▶ [Activity]: Examine the entries and show every line in which the word "points" is found.

┄┄┄┄┄┄

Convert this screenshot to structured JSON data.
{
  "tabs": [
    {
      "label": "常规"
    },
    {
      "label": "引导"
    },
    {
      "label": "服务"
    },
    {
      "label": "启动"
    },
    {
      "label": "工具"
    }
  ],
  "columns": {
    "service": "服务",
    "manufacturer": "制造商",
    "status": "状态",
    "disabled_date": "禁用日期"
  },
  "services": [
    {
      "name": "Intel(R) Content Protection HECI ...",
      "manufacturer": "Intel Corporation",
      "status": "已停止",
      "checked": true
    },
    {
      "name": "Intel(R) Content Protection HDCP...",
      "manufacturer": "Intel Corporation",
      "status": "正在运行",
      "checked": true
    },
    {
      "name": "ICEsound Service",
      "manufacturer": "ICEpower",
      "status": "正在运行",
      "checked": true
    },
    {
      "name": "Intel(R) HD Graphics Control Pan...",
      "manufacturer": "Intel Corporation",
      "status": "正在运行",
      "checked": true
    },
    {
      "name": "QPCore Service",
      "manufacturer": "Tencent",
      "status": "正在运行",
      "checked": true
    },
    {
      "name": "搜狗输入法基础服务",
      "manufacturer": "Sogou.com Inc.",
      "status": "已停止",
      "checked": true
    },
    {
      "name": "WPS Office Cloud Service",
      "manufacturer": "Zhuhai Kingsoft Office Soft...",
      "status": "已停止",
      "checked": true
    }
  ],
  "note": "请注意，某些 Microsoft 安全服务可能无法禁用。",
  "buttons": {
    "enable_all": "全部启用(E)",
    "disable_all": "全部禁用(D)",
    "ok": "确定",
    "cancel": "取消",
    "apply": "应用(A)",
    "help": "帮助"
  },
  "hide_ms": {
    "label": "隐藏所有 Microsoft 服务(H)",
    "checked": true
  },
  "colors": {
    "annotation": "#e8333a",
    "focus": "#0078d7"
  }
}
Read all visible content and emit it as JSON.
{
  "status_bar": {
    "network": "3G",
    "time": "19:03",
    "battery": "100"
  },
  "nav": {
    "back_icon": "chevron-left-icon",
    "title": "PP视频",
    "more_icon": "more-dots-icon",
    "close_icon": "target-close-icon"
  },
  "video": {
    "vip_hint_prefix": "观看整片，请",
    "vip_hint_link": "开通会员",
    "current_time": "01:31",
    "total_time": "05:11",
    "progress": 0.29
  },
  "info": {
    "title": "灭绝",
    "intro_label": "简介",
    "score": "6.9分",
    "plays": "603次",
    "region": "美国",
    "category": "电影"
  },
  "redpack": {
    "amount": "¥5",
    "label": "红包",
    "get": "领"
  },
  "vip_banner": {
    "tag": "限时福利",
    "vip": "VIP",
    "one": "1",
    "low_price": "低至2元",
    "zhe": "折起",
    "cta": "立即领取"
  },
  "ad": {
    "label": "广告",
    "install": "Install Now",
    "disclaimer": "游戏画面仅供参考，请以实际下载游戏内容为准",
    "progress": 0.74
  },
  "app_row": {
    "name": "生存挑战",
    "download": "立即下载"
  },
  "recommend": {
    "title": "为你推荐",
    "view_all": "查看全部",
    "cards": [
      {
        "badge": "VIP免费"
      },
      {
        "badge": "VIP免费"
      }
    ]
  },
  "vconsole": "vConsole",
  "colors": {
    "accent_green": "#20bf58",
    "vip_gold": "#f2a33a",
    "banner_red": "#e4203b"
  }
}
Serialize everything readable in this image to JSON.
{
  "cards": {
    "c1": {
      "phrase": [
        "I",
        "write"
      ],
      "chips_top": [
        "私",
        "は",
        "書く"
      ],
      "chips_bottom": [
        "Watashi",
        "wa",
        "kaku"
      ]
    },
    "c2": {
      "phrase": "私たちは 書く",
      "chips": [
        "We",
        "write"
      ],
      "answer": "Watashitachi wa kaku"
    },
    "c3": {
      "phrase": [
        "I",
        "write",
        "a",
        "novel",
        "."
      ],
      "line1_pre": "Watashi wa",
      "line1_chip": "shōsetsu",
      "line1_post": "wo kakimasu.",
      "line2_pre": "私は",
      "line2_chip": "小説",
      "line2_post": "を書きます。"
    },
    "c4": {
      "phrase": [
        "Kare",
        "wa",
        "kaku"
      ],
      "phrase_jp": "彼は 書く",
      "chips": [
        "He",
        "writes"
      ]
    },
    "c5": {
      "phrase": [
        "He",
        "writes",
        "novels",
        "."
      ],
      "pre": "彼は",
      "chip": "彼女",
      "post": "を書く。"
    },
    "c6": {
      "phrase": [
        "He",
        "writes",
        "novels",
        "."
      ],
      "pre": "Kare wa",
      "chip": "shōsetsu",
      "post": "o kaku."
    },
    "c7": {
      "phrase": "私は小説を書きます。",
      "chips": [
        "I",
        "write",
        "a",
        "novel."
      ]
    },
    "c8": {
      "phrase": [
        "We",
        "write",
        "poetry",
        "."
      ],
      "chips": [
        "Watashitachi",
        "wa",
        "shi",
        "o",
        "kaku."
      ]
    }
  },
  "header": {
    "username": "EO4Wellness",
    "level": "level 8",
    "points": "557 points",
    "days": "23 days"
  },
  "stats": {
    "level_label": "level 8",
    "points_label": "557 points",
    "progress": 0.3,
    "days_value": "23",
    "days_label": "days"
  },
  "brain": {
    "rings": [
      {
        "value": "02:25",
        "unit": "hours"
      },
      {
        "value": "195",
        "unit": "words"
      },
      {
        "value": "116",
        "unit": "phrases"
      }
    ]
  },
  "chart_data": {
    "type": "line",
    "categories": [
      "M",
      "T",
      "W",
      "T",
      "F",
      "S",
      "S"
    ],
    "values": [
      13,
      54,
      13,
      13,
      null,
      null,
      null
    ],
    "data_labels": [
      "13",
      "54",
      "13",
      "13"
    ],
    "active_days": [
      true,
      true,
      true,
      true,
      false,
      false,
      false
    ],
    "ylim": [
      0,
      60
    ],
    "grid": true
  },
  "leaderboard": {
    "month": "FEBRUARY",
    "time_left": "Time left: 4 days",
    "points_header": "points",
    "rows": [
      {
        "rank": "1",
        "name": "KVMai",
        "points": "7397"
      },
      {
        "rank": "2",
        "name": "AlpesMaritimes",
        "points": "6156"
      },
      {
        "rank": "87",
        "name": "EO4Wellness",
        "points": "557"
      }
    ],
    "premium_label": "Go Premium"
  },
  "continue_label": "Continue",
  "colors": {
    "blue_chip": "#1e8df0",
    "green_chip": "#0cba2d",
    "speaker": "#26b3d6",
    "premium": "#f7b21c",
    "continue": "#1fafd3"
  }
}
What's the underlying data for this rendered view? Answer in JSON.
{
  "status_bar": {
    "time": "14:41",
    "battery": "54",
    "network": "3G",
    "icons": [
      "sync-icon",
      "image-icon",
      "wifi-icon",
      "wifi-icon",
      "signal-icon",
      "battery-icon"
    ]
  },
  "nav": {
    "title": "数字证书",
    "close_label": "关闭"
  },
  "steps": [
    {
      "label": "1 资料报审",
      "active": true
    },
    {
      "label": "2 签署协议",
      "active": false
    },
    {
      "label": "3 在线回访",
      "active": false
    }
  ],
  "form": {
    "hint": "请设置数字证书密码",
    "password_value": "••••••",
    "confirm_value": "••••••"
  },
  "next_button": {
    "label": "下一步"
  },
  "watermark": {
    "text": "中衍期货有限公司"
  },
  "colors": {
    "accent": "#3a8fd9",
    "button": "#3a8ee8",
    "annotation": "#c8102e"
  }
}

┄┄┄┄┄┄

▶ [Finished task]:
    "points": "557 points",
    "points_label": "557 points",
    "points_header": "points",
        "points": "7397"
        "points": "6156"
        "points": "557"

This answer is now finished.